Dataset records:
☆ ☆ ☆ ☆ ☆

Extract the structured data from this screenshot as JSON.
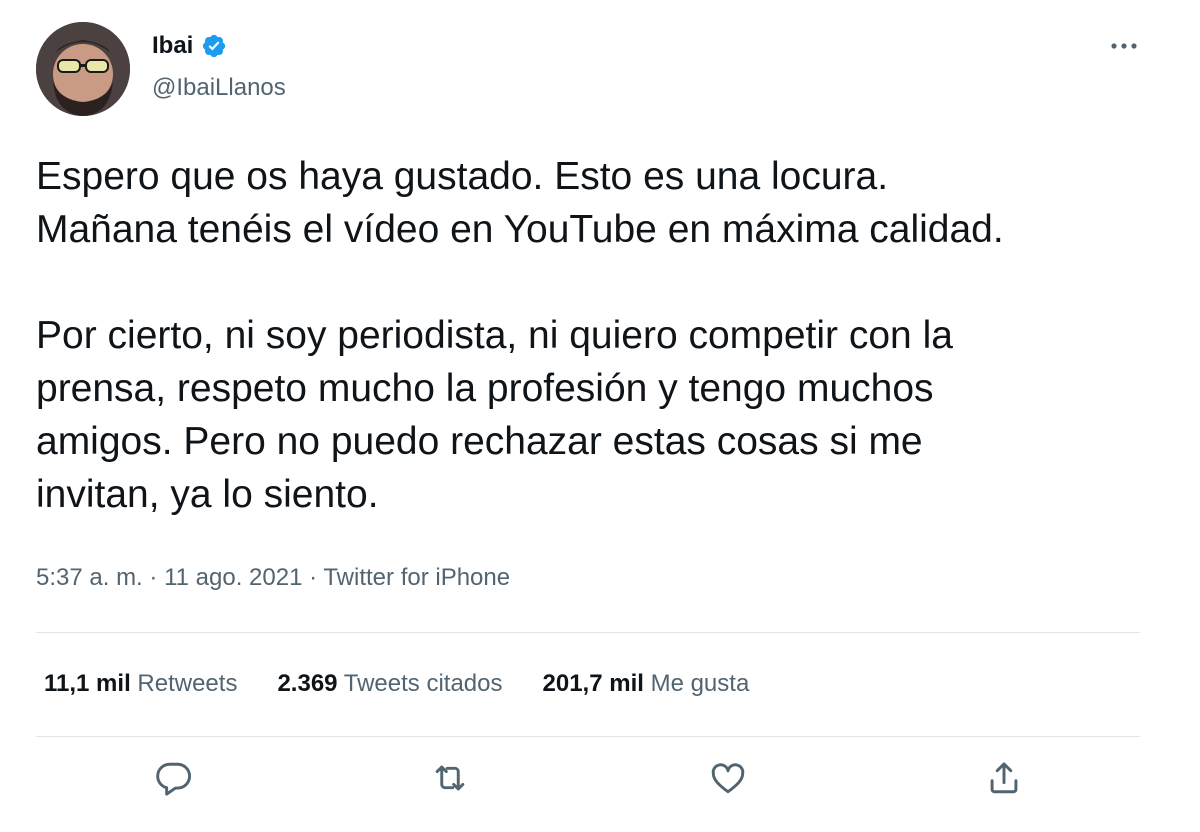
{
  "user": {
    "display_name": "Ibai",
    "handle": "@IbaiLlanos",
    "verified": true
  },
  "tweet": {
    "lines_paragraph_1": [
      "Espero que os haya gustado. Esto es una locura.",
      "Mañana tenéis el vídeo en YouTube en máxima calidad."
    ],
    "lines_paragraph_2": [
      "Por cierto, ni soy periodista, ni quiero competir con la",
      "prensa, respeto mucho la profesión y tengo muchos",
      "amigos. Pero no puedo rechazar estas cosas si me",
      "invitan, ya lo siento."
    ],
    "time": "5:37 a. m.",
    "date": "11 ago. 2021",
    "source": "Twitter for iPhone",
    "separator": "·"
  },
  "stats": [
    {
      "count": "11,1 mil",
      "label": "Retweets"
    },
    {
      "count": "2.369",
      "label": "Tweets citados"
    },
    {
      "count": "201,7 mil",
      "label": "Me gusta"
    }
  ],
  "icons": {
    "more": "more-horizontal-icon",
    "reply": "reply-icon",
    "retweet": "retweet-icon",
    "like": "heart-icon",
    "share": "share-icon",
    "verified": "verified-badge-icon"
  },
  "colors": {
    "text_primary": "#0f1419",
    "text_secondary": "#536471",
    "verified_blue": "#1d9bf0",
    "divider": "#e1e6ea"
  }
}
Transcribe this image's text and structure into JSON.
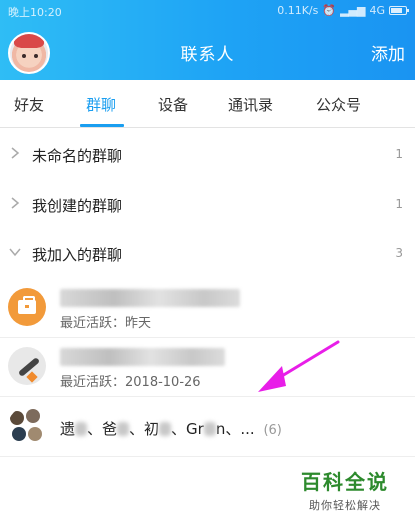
{
  "status_bar": {
    "time": "晚上10:20",
    "network_speed": "0.11K/s",
    "network_type": "4G",
    "battery_level": 0.8
  },
  "header": {
    "title": "联系人",
    "add_label": "添加"
  },
  "tabs": [
    {
      "label": "好友",
      "active": false
    },
    {
      "label": "群聊",
      "active": true
    },
    {
      "label": "设备",
      "active": false
    },
    {
      "label": "通讯录",
      "active": false
    },
    {
      "label": "公众号",
      "active": false
    }
  ],
  "sections": [
    {
      "label": "未命名的群聊",
      "count": "1",
      "expanded": false
    },
    {
      "label": "我创建的群聊",
      "count": "1",
      "expanded": false
    },
    {
      "label": "我加入的群聊",
      "count": "3",
      "expanded": true
    }
  ],
  "groups": [
    {
      "activity": "最近活跃：昨天",
      "icon": "briefcase-icon"
    },
    {
      "activity": "最近活跃：2018-10-26",
      "icon": "pen-icon"
    },
    {
      "names": [
        "遗",
        "、爸",
        "、初",
        "、Gr",
        "n",
        "、..."
      ],
      "member_count": "(6)",
      "icon": "group-avatar-icon"
    }
  ],
  "watermark": {
    "title": "百科全说",
    "subtitle": "助你轻松解决"
  },
  "colors": {
    "accent": "#1a9ef0",
    "header_start": "#2fbdf5",
    "header_end": "#1a94f2",
    "annotation_arrow": "#e81ee8",
    "watermark_green": "#2d8a2d"
  }
}
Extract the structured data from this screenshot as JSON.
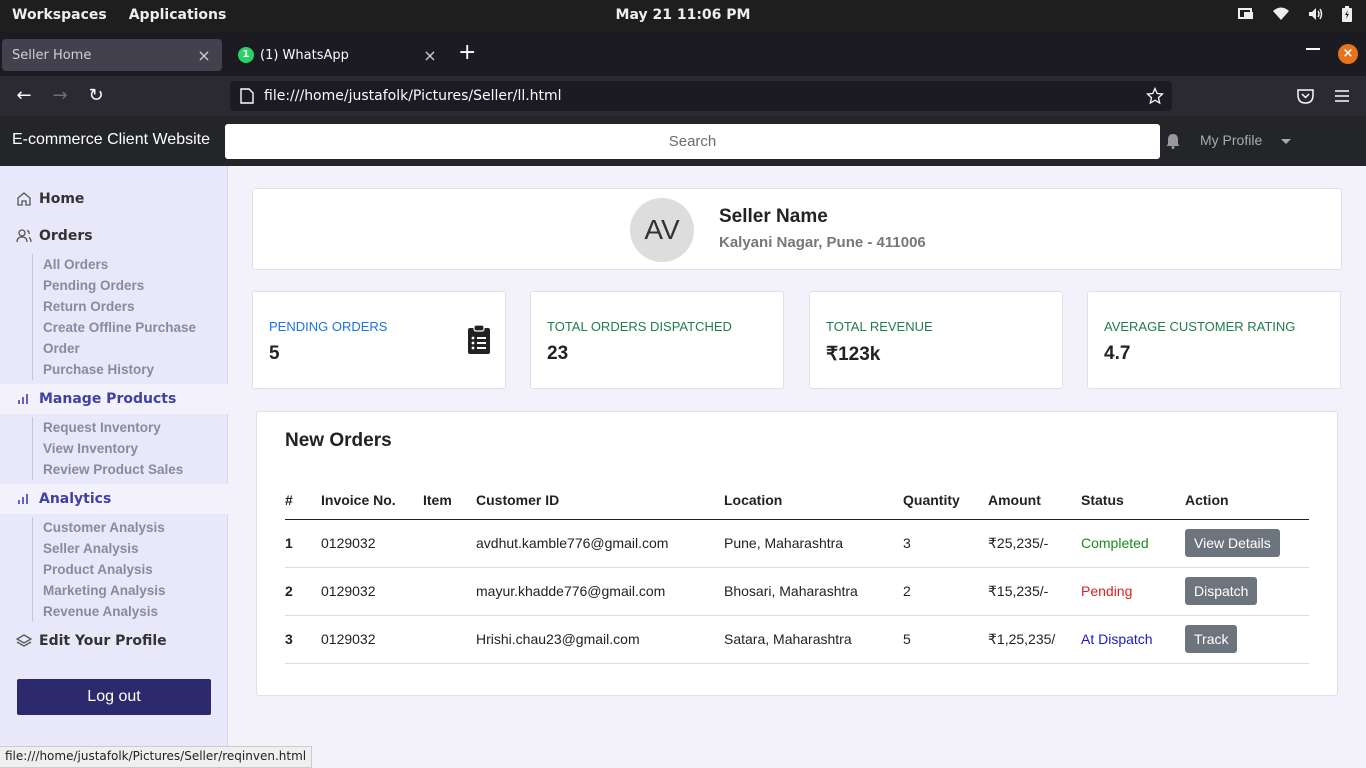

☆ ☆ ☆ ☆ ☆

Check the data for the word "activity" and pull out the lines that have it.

      "activity": "最近活跃：昨天",
      "activity": "最近活跃：2018-10-26",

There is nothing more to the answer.